economy. The first step is to work closely with peaceful nations that want to become members of the World Trade
Organization (WTO) in order to expedite their accession. As these countries implement domestic reform
agendas, institute the rule of law, protect property rights (including intellectual property), and create a
foundation for openness and economic growth, the United States will take a series of graduated steps with
countries in the region tailored to their level of development. The U.S. will expand and deepen economic ties through
Trade and Investment Framework Agreements (TIFAs), Bilateral Investment Treaties (BITs), and
comprehensive Free Trade Agreements (FTAs), and will enhance the Generalized System of Preferences
(GSP) program for eligible countries.

Active Support for WTO Accession


Working on accession to the World Trade Organization
with:


· Saudi Arabia


· Lebanon


· Algeria


· Yemen


Robust Trade and Investment Framework Action
Plans


TIFAs promote the establishment of legal protections for
investors, improvements in intellectual property protection, more transparent
and efficient customs procedures, and greater transparency in
government and commercial regulations.
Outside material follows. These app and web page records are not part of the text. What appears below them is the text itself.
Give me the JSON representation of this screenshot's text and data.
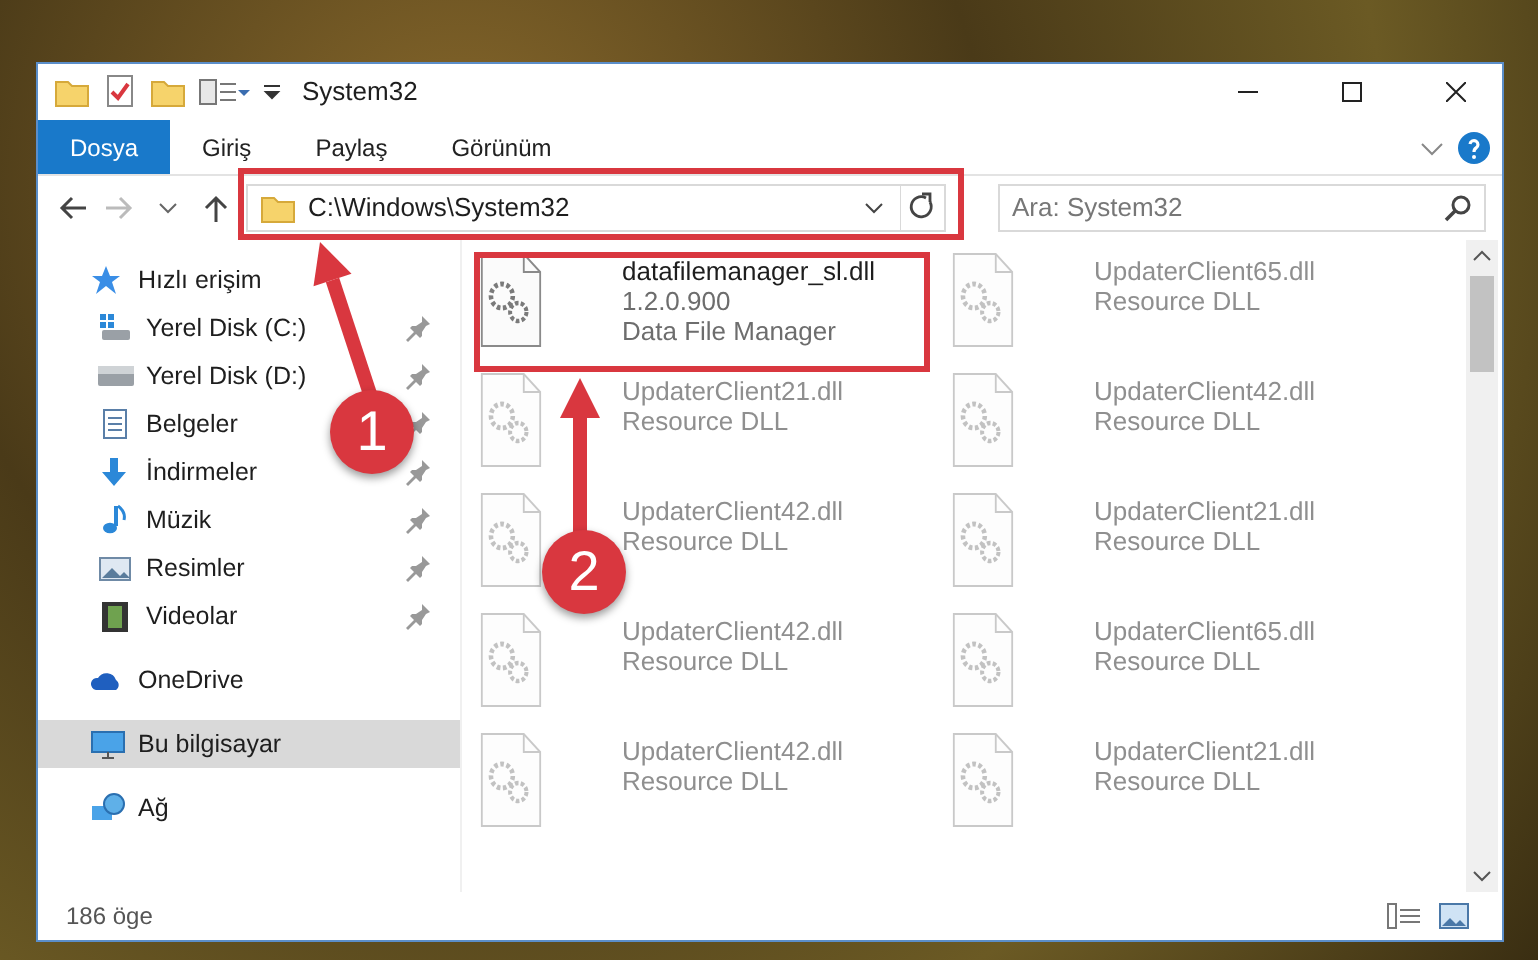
{
  "window": {
    "title": "System32"
  },
  "ribbon": {
    "tabs": [
      {
        "label": "Dosya",
        "selected": true
      },
      {
        "label": "Giriş",
        "selected": false
      },
      {
        "label": "Paylaş",
        "selected": false
      },
      {
        "label": "Görünüm",
        "selected": false
      }
    ]
  },
  "address_bar": {
    "path": "C:\\Windows\\System32"
  },
  "search": {
    "placeholder": "Ara: System32"
  },
  "sidebar": {
    "items": [
      {
        "label": "Hızlı erişim",
        "kind": "star",
        "selected": false,
        "children": [
          {
            "label": "Yerel Disk (C:)",
            "kind": "drive-c",
            "pinned": true,
            "selected": false
          },
          {
            "label": "Yerel Disk (D:)",
            "kind": "drive",
            "pinned": true,
            "selected": false
          },
          {
            "label": "Belgeler",
            "kind": "docs",
            "pinned": true,
            "selected": false
          },
          {
            "label": "İndirmeler",
            "kind": "download",
            "pinned": true,
            "selected": false
          },
          {
            "label": "Müzik",
            "kind": "music",
            "pinned": true,
            "selected": false
          },
          {
            "label": "Resimler",
            "kind": "pictures",
            "pinned": true,
            "selected": false
          },
          {
            "label": "Videolar",
            "kind": "videos",
            "pinned": true,
            "selected": false
          }
        ]
      },
      {
        "label": "OneDrive",
        "kind": "cloud",
        "selected": false
      },
      {
        "label": "Bu bilgisayar",
        "kind": "pc",
        "selected": true
      },
      {
        "label": "Ağ",
        "kind": "network",
        "selected": false
      }
    ]
  },
  "files": [
    {
      "name": "datafilemanager_sl.dll",
      "details": [
        "1.2.0.900",
        "Data File Manager"
      ],
      "faded": false
    },
    {
      "name": "UpdaterClient65.dll",
      "details": [
        "Resource DLL"
      ],
      "faded": true
    },
    {
      "name": "UpdaterClient21.dll",
      "details": [
        "Resource DLL"
      ],
      "faded": true
    },
    {
      "name": "UpdaterClient42.dll",
      "details": [
        "Resource DLL"
      ],
      "faded": true
    },
    {
      "name": "UpdaterClient42.dll",
      "details": [
        "Resource DLL"
      ],
      "faded": true
    },
    {
      "name": "UpdaterClient21.dll",
      "details": [
        "Resource DLL"
      ],
      "faded": true
    },
    {
      "name": "UpdaterClient42.dll",
      "details": [
        "Resource DLL"
      ],
      "faded": true
    },
    {
      "name": "UpdaterClient65.dll",
      "details": [
        "Resource DLL"
      ],
      "faded": true
    },
    {
      "name": "UpdaterClient42.dll",
      "details": [
        "Resource DLL"
      ],
      "faded": true
    },
    {
      "name": "UpdaterClient21.dll",
      "details": [
        "Resource DLL"
      ],
      "faded": true
    }
  ],
  "status_bar": {
    "item_count": "186 öge"
  },
  "annotations": [
    {
      "number": "1"
    },
    {
      "number": "2"
    }
  ]
}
TIFAs in place:


· Bahrain


· Egypt


· Tunisia


· Algeria


· Saudi Arabia (signed July
2003)


· Kuwait (signed February
2004)


· Yemen (signed February
2004)


Free Trade Agreements


· U.S.-Israel Free Trade Agreement
(in force)


· U.S.-Jordan Free Trade Agreement
(in force)


· U.S. – Morocco FTA: completed
negotiations March 2, 2004


· U.S.- Bahrain FTA: launched
negotiations January, 2004

"Leaders in the region speak of a new Arab charter that champions internal reform, greater political participation, economic openness, and free trade." President George W. Bush, American Enterprise Institute, February 27, 2003